→ **Task requirements**: Your task is to gather the lines below that hold the string "JSON".
== Segment start ==
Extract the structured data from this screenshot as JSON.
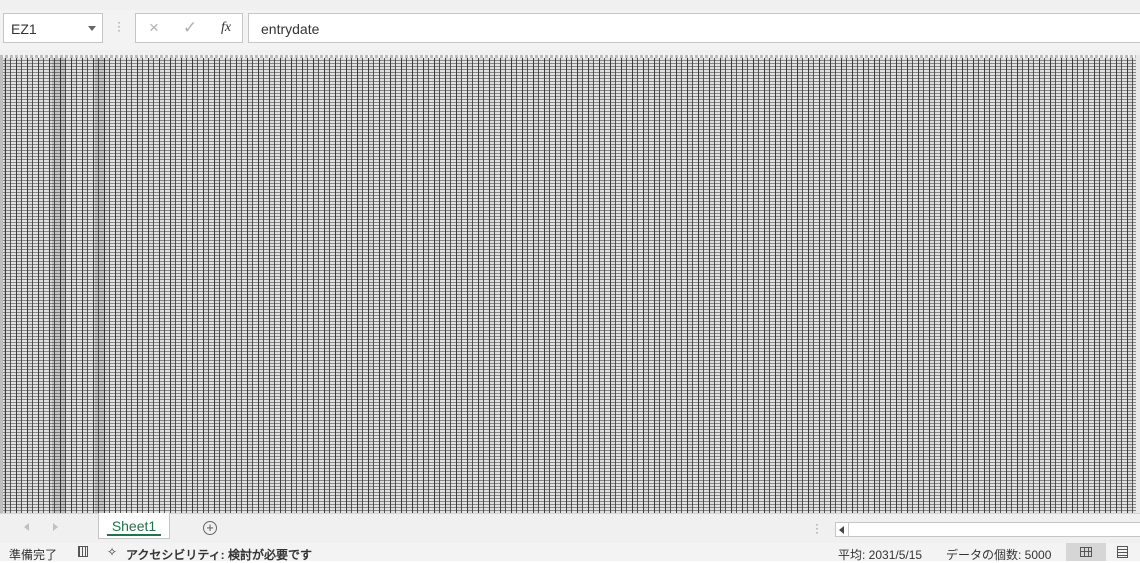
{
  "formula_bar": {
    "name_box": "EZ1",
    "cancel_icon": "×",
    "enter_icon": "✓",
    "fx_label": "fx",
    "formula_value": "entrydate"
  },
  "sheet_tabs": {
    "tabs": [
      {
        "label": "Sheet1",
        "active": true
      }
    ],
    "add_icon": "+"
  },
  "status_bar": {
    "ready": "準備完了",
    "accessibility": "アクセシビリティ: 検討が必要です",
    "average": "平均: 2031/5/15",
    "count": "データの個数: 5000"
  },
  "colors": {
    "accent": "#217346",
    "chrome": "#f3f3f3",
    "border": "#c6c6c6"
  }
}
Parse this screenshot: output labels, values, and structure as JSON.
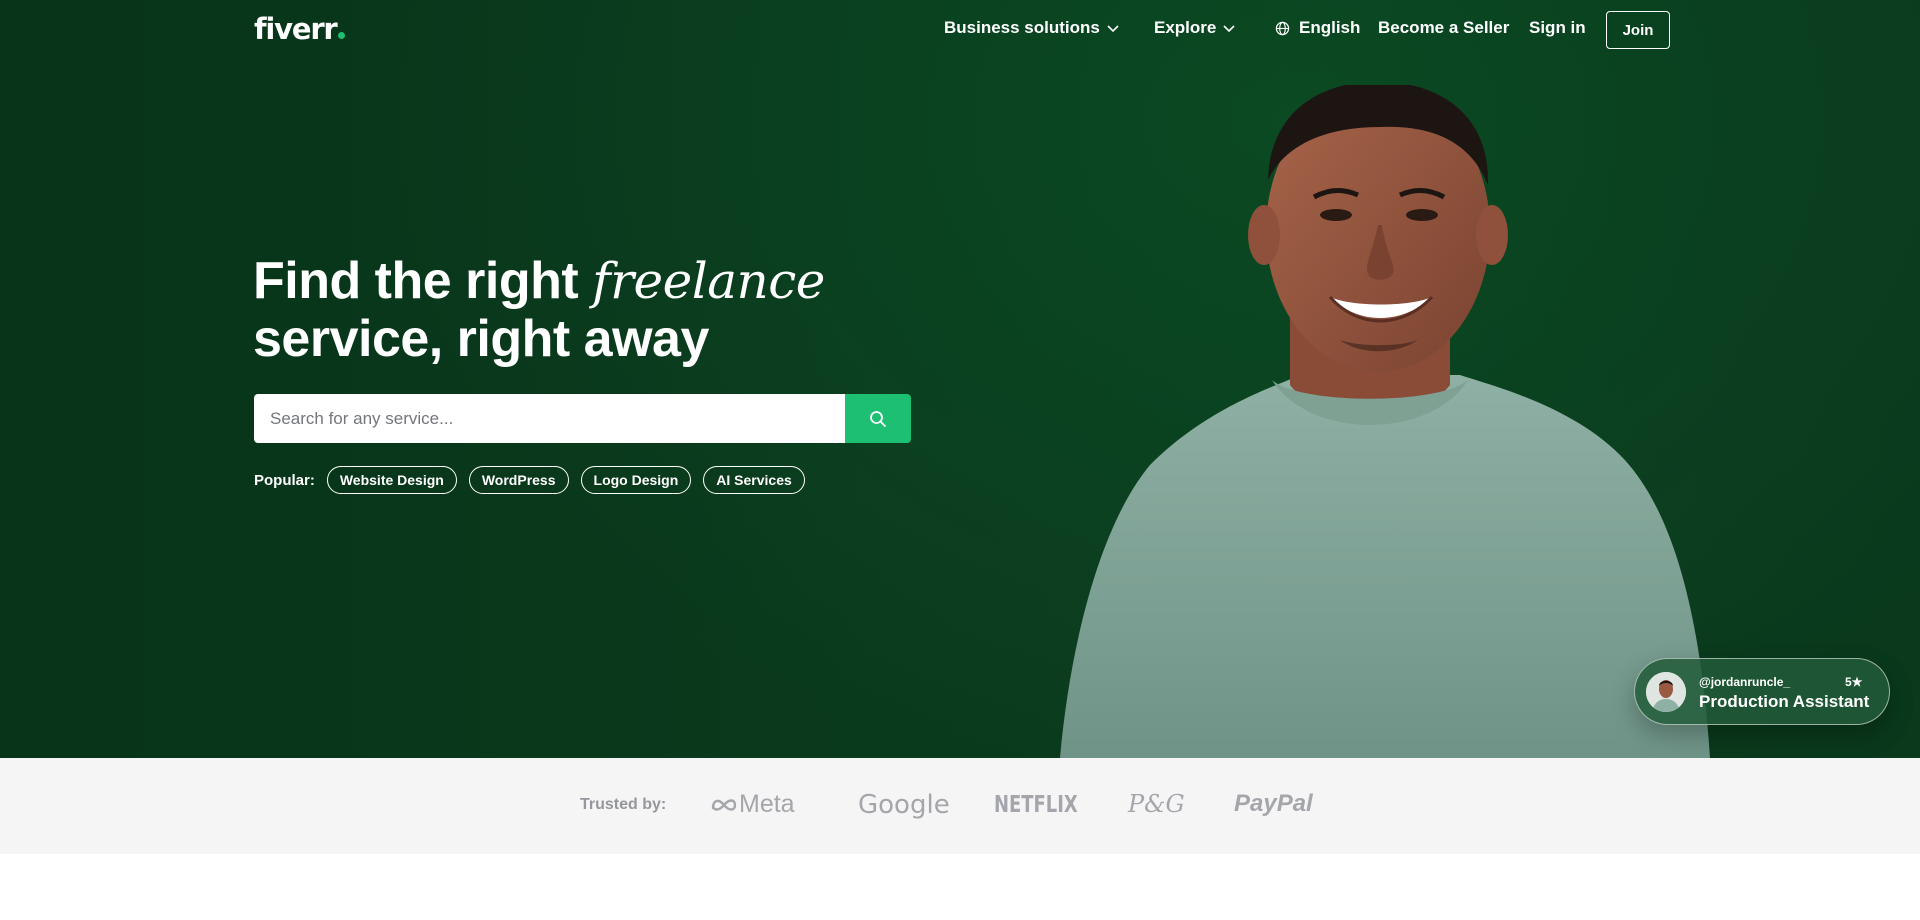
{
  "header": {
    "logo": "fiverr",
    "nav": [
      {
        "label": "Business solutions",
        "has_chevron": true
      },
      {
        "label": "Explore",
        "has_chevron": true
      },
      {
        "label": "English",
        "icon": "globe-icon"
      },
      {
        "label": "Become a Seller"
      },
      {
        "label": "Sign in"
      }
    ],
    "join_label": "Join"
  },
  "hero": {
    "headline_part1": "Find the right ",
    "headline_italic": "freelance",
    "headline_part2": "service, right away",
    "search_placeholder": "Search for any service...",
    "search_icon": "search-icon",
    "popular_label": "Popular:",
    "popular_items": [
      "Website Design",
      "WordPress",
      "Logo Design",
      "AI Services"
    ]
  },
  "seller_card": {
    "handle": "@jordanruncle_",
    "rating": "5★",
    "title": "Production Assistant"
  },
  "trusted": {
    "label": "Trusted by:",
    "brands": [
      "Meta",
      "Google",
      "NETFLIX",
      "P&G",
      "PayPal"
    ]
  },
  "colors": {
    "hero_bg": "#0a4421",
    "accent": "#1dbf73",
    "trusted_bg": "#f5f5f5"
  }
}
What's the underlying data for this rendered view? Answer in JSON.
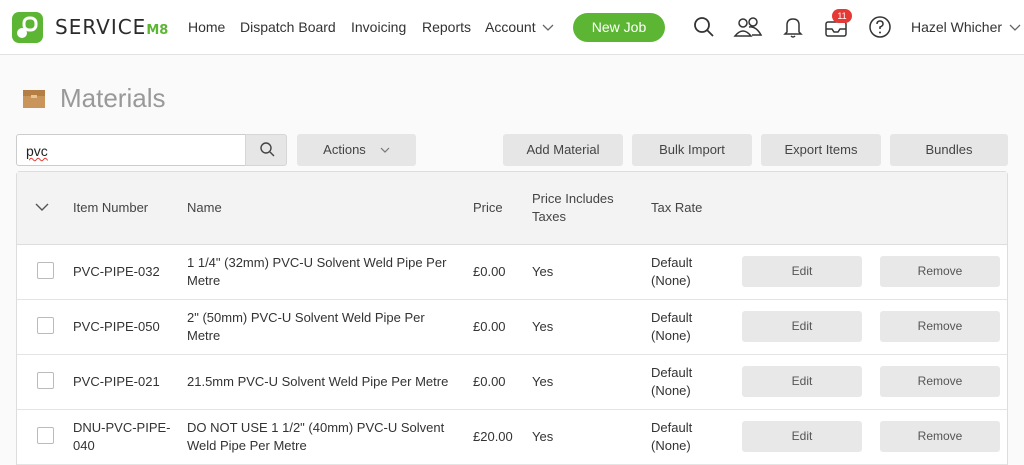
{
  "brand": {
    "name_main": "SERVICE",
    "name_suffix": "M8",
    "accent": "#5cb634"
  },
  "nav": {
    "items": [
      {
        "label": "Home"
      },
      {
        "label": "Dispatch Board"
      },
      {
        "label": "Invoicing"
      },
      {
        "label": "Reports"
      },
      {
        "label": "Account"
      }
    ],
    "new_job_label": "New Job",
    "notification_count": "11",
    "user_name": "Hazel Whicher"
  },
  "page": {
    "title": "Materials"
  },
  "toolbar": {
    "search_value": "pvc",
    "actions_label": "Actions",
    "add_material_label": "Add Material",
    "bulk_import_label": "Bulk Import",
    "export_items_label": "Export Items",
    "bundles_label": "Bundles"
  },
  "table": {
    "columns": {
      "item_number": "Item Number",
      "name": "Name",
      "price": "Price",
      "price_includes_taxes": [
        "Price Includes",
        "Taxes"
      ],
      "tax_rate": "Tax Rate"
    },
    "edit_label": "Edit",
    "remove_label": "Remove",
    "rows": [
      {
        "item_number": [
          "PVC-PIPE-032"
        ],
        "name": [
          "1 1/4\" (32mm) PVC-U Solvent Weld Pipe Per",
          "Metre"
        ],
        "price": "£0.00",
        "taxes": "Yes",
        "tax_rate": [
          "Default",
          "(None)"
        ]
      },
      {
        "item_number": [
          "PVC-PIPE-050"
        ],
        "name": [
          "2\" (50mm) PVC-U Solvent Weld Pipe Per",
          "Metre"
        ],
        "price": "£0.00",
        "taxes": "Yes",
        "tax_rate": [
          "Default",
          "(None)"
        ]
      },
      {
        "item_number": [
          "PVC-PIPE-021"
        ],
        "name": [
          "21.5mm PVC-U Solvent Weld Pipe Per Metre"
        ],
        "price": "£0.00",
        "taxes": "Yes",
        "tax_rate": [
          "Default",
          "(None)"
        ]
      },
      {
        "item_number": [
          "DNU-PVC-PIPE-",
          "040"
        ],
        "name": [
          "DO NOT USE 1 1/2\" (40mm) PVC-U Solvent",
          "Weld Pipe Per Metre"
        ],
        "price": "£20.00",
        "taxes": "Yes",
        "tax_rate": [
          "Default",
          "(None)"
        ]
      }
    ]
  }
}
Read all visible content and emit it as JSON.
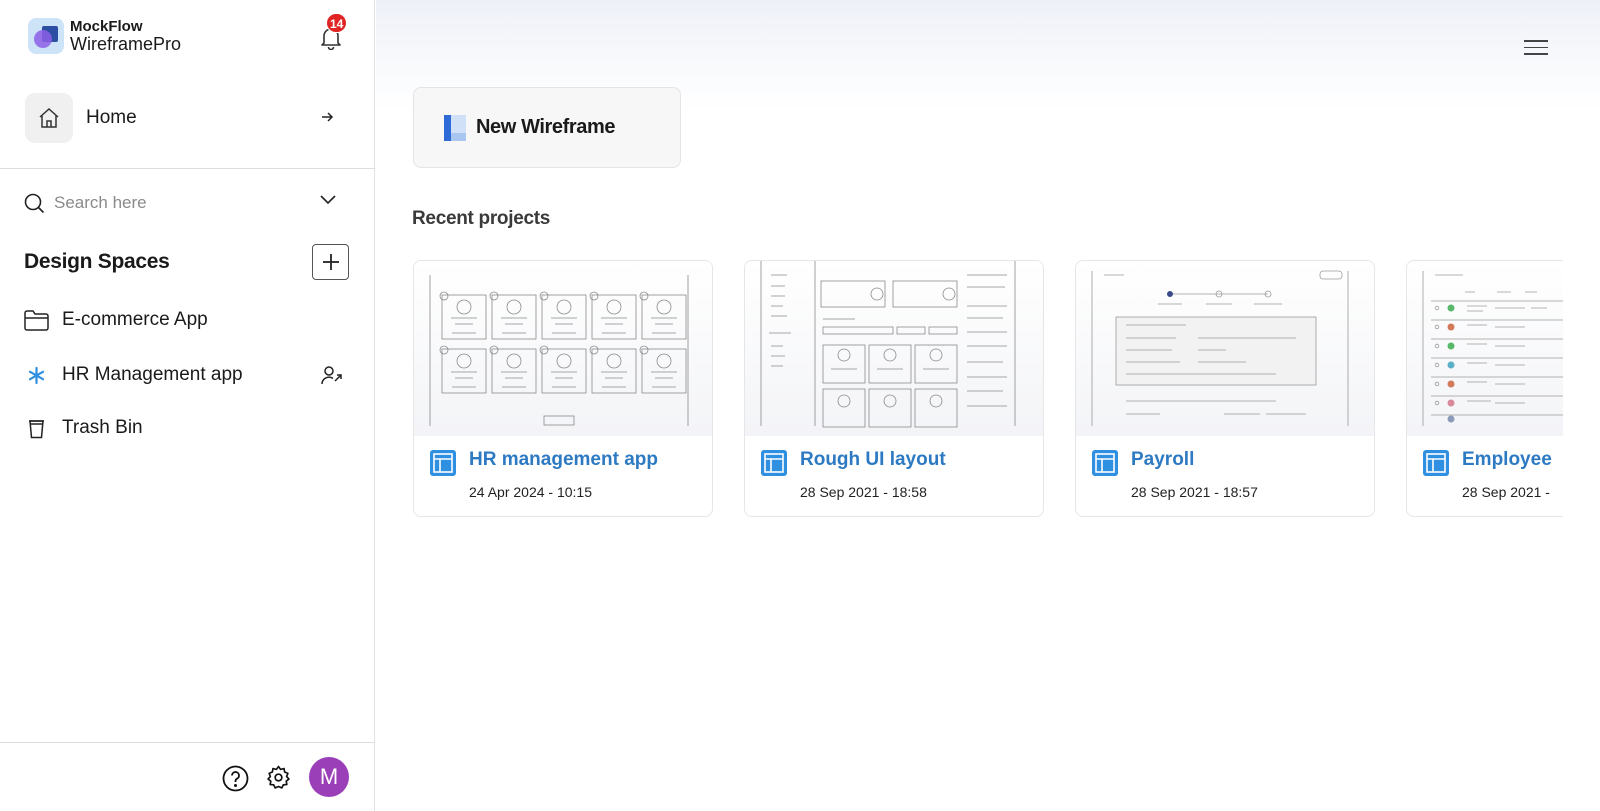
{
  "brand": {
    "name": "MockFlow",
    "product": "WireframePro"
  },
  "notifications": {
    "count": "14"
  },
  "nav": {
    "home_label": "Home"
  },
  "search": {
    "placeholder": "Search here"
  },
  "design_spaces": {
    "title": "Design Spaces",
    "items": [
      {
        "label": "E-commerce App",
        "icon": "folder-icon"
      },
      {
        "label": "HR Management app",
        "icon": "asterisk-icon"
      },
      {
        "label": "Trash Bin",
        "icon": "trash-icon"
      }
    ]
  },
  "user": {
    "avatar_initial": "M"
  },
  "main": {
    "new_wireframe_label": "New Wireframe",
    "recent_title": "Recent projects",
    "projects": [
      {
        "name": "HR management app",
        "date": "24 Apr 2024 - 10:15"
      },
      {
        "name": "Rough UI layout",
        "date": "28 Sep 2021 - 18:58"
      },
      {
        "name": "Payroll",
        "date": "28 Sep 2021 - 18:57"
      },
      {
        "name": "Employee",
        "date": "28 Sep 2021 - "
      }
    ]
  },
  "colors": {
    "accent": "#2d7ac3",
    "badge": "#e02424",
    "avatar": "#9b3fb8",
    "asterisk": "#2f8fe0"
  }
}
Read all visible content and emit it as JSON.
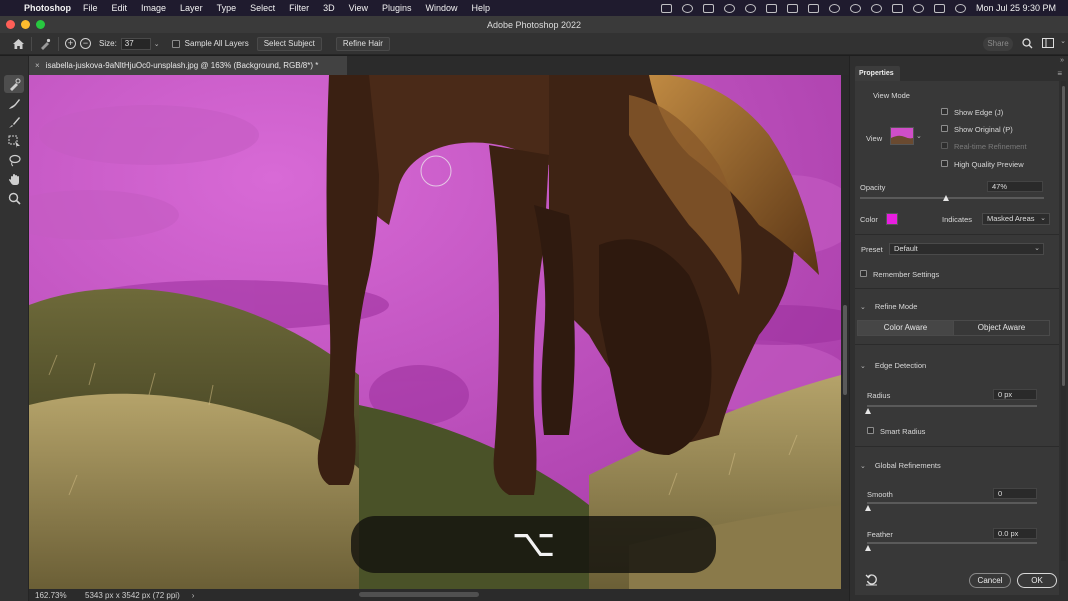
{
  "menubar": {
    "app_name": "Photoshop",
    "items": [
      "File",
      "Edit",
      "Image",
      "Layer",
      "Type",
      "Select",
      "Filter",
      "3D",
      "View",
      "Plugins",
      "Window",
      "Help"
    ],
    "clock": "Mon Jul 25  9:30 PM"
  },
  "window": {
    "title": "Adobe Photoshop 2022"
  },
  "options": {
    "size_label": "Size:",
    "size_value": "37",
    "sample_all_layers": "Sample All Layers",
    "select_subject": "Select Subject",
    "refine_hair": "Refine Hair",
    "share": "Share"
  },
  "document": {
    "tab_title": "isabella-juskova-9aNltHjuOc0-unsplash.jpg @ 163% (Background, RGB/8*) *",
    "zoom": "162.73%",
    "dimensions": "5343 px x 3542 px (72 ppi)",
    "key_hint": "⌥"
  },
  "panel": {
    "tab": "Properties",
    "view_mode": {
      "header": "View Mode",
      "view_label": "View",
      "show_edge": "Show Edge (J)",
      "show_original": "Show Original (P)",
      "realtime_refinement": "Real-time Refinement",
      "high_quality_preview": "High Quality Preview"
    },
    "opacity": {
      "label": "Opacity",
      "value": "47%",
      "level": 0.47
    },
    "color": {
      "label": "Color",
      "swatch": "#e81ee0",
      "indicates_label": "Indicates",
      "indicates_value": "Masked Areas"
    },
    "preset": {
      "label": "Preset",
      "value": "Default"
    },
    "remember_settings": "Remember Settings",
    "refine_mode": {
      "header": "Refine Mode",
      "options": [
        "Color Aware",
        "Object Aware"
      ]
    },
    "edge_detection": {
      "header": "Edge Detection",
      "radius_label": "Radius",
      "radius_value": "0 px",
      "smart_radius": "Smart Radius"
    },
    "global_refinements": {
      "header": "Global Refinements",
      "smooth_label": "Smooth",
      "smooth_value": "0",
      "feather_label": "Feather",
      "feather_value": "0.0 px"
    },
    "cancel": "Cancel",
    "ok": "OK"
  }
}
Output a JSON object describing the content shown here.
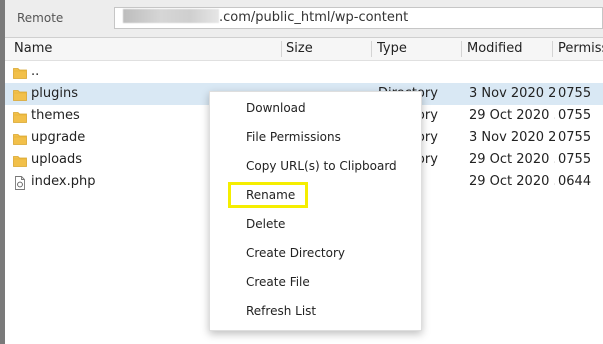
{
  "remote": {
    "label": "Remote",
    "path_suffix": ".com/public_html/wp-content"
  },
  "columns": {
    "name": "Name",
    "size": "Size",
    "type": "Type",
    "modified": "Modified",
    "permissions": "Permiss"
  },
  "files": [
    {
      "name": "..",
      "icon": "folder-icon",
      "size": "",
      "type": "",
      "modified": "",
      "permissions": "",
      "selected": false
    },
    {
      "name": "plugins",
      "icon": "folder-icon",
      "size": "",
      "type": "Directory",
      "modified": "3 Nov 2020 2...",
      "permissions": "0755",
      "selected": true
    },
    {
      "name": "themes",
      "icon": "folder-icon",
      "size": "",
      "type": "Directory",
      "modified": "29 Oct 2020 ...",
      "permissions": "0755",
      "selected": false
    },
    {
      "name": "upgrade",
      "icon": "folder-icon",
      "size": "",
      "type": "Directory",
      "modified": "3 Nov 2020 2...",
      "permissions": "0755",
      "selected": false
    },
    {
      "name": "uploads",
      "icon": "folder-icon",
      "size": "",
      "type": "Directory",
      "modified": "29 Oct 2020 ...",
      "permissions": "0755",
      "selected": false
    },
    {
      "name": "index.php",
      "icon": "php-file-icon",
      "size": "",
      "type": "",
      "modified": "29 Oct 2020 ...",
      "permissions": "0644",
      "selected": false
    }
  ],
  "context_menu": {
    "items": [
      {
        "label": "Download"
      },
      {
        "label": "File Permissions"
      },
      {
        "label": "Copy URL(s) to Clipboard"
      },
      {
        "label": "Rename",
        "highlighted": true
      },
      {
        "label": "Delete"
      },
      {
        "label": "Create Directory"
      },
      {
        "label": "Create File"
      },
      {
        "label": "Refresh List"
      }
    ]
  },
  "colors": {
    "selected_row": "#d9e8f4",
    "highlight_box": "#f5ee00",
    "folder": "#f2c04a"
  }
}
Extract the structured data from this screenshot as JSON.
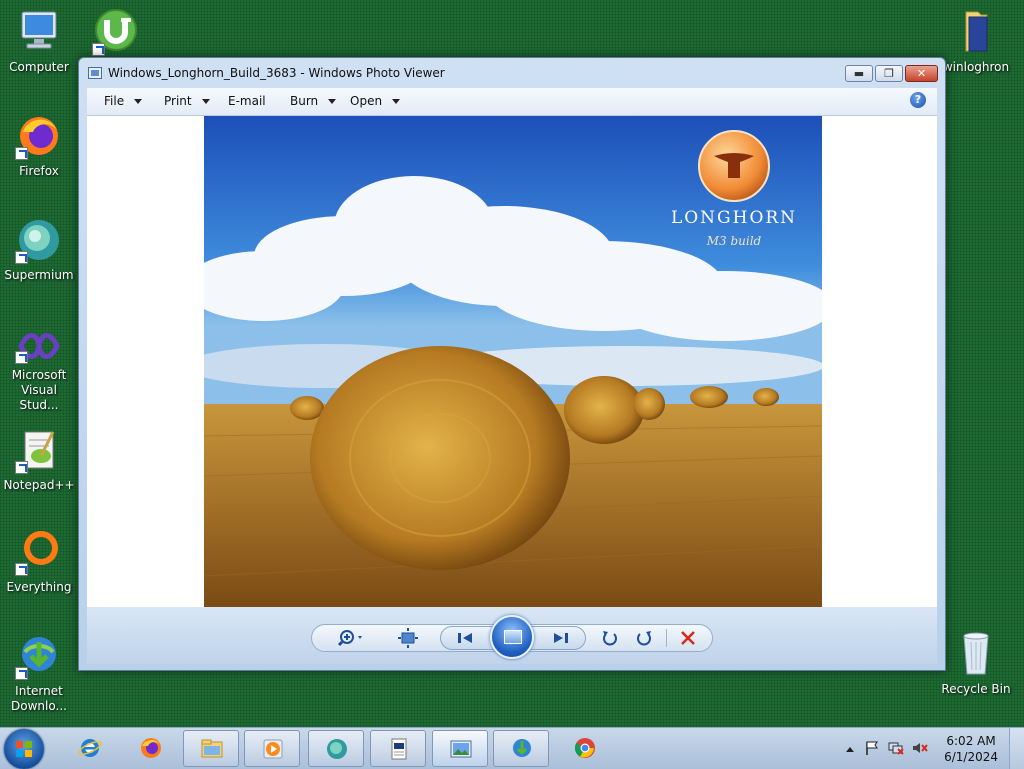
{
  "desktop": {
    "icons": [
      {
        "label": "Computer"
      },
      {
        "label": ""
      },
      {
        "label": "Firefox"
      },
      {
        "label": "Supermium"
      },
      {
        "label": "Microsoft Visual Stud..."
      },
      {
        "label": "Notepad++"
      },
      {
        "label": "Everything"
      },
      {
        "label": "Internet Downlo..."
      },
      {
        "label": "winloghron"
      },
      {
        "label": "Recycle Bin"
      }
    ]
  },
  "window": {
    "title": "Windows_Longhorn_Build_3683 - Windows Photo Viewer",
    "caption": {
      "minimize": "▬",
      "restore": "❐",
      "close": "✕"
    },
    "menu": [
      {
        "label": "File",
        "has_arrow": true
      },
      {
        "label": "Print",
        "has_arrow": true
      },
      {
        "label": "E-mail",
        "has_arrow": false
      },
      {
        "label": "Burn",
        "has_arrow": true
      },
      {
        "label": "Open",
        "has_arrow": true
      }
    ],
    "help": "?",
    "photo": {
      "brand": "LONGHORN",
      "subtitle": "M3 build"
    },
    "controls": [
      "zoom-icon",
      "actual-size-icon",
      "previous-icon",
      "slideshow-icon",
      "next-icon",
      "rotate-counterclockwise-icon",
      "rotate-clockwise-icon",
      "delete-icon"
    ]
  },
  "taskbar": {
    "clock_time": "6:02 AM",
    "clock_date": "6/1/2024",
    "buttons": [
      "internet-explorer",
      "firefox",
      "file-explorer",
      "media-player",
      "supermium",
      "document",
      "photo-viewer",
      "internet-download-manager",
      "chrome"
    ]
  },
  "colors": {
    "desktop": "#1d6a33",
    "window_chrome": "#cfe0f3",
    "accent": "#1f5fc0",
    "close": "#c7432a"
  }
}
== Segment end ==
→ **Result below**:
Extract the structured data from this screenshot as JSON.
Parse this screenshot: output labels, values, and structure as JSON.
What's the underlying data for this rendered view? Answer in JSON.
Read all visible content and emit it as JSON.
Read all visible content and emit it as JSON.
Output a JSON object describing the content shown here.
Extract the structured data from this screenshot as JSON.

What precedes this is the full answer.